## Problem to work on:
Return all of the data exactly as written, without the pictures.

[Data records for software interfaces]

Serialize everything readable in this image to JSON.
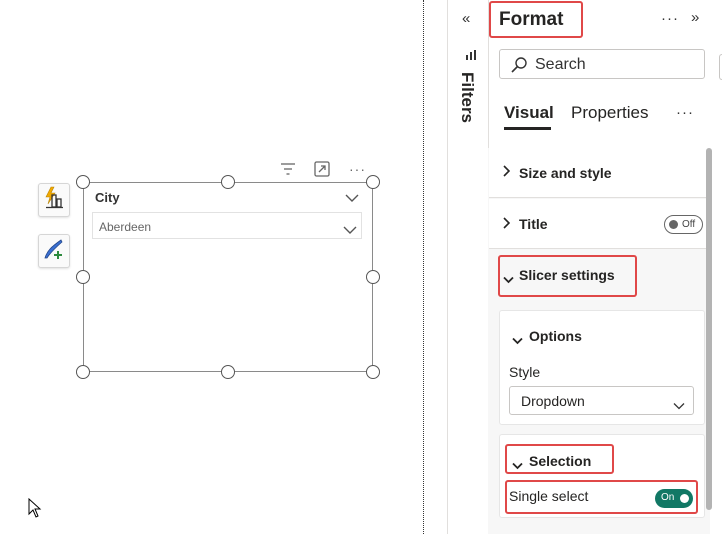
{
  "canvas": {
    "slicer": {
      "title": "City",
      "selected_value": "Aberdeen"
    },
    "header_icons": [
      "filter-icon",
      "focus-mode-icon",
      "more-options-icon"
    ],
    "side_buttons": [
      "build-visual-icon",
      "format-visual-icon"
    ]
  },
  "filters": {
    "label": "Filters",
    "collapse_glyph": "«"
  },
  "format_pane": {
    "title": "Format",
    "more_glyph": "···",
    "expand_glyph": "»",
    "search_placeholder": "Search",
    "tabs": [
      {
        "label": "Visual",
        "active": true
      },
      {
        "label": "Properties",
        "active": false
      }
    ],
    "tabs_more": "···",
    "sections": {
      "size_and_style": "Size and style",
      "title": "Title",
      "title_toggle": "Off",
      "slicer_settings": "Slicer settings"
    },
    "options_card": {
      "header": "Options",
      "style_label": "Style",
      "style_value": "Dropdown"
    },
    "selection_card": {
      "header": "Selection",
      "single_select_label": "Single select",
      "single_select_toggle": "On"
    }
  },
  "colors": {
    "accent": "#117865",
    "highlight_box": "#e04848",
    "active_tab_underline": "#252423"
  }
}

## Response box:
Serialize everything readable in this image to JSON.
{
  "canvas": {
    "slicer": {
      "title": "City",
      "selected_value": "Aberdeen"
    },
    "header_icons": [
      "filter-icon",
      "focus-mode-icon",
      "more-options-icon"
    ],
    "side_buttons": [
      "build-visual-icon",
      "format-visual-icon"
    ]
  },
  "filters": {
    "label": "Filters",
    "collapse_glyph": "«"
  },
  "format_pane": {
    "title": "Format",
    "more_glyph": "···",
    "expand_glyph": "»",
    "search_placeholder": "Search",
    "tabs": [
      {
        "label": "Visual",
        "active": true
      },
      {
        "label": "Properties",
        "active": false
      }
    ],
    "tabs_more": "···",
    "sections": {
      "size_and_style": "Size and style",
      "title": "Title",
      "title_toggle": "Off",
      "slicer_settings": "Slicer settings"
    },
    "options_card": {
      "header": "Options",
      "style_label": "Style",
      "style_value": "Dropdown"
    },
    "selection_card": {
      "header": "Selection",
      "single_select_label": "Single select",
      "single_select_toggle": "On"
    }
  },
  "colors": {
    "accent": "#117865",
    "highlight_box": "#e04848",
    "active_tab_underline": "#252423"
  }
}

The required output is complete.